“Her nose was broken, the cartilage in her neck was broken. He moved her body and concealed numerous pieces of evidence, some of which was never recovered,” the submissions said.

“He should be remembered as someone who tried to cover up his crime. His parole eligibility period should reflect the nature of the offence, his future dangerousness, and deterrence.”

The Crown has said as many as 10 victim impact statements have been filed as part of the hearing.

Garnier is appealing his conviction in part because he says police interview tactics elicited a false confession.

Aly Thomson, The Canadian Press

Like us on Facebook and follow us on Twitter.

Just Posted

Gas prices spike in northern B.C. ahead of the long weekend

Fuel went up 17 cents overnight in Prince Rupert

Cyclist braking stigma on addiction from coast to coast

Mathew Fee aims at world record for longest distance on BMX bike while sharing his story of recovery

Blackwater Gold Project receives a thumbs up from the Environmental Assessment Agency

The $1.8 billion project will provide approximately 2,000 jobs

Hazelton RCMP officer pleads not guilty to assault

A trial date for Const. Eric Unrau will be set on Apr. 23

MP Nathan Cullen to testify at oil tanker ban committee hearings

Senators travel to Prince Rupert and Terrace as part of fact-finding mission on Bill C-48

4 victims killed in Penticton shooting spree remembered at vigil

John Brittain, 68, is charged with three counts of first-degree murder and one count of second-degree murder

Undercover cops don’t need warrant to email, text suspected child lurers: court

High court decision came Thursday in the case of Sean Patrick Mills of Newfoundland

Whitecaps fans stage walkout over club’s response to allegations against B.C. coach

Soccer coach has been suspended by Coastal FC since February

Three climbers presumed dead after avalanche in Banff National Park

One of the men is American and the other two are from Europe, according to officials

Two recommendations made in probe of B.C. train derailment that killed three

The CP Rail train went off the tracks near the B.C.-Alberta border in February

VIDEO: Trump tried to seize control of Mueller probe, report says

Special counsel Robert Mueller’s report revealed to a waiting nation Thursday

BC Ferries to pilot selling beer and wine on select sailings

Drinks from select B.C. breweries and VQA wineries will be available on the Swartz Bay to Tsawwassen route

B.C. awaits Kenney’s ‘turn off taps,’ threat; Quebec rejects Alberta pipelines

B.C. Premier John Horgan said he spoke with Kenney Wednesday and the tone was cordial

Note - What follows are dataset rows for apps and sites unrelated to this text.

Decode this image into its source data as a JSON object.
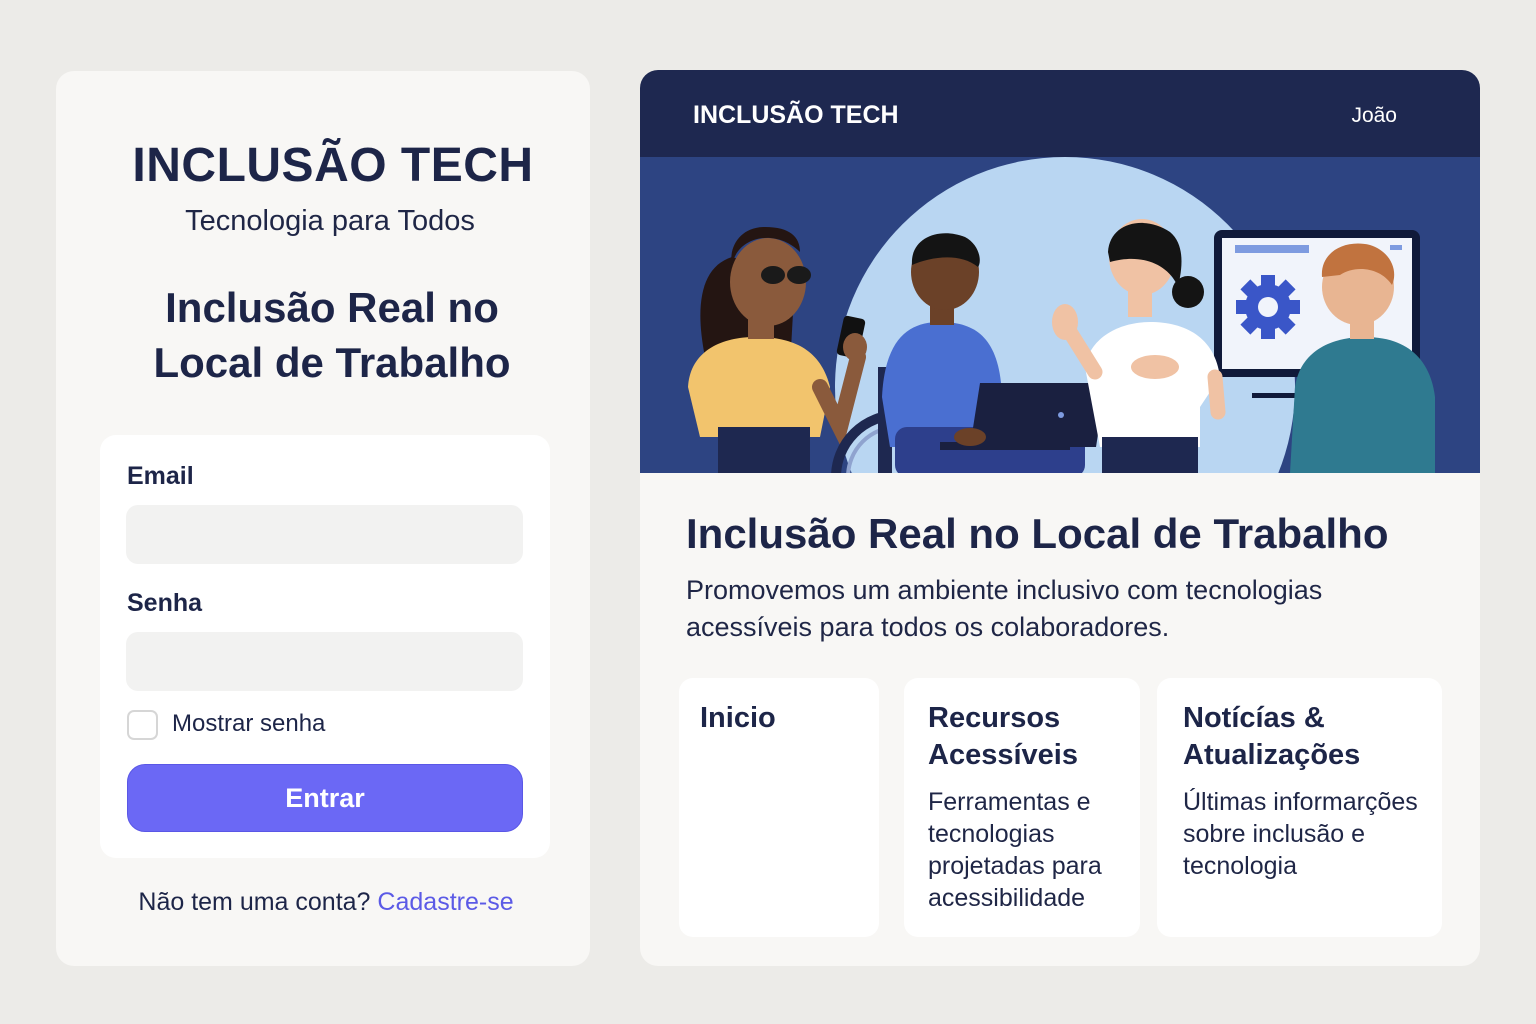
{
  "login": {
    "brand": "INCLUSÃO TECH",
    "tagline": "Tecnologia para Todos",
    "heading": "Inclusão Real no Local de Trabalho",
    "email_label": "Email",
    "email_value": "",
    "password_label": "Senha",
    "password_value": "",
    "show_password_label": "Mostrar senha",
    "submit_label": "Entrar",
    "signup_prompt": "Não tem uma conta?",
    "signup_link": "Cadastre-se"
  },
  "app": {
    "brand": "INCLUSÃO TECH",
    "user": "João",
    "hero_title": "Inclusão Real no Local de Trabalho",
    "hero_description": "Promovemos um ambiente inclusivo com tecnologias acessíveis para todos os colaboradores.",
    "nav_cards": [
      {
        "title": "Inicio",
        "description": ""
      },
      {
        "title": "Recursos Acessíveis",
        "description": "Ferramentas e tecnologias projetadas para acessibilidade"
      },
      {
        "title": "Notícías & Atualizações",
        "description": "Últimas informarções sobre inclusão e tecnologia"
      }
    ]
  },
  "colors": {
    "accent": "#6b68f5",
    "header": "#1e2850",
    "hero_bg": "#2d4482",
    "link": "#5b5ae6"
  }
}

Federal government extends deadline to make Trans Mountain decision to June 18

The National Energy Board endorsed an expansion of the Trans Mountain pipeline on Feb. 22

Most Read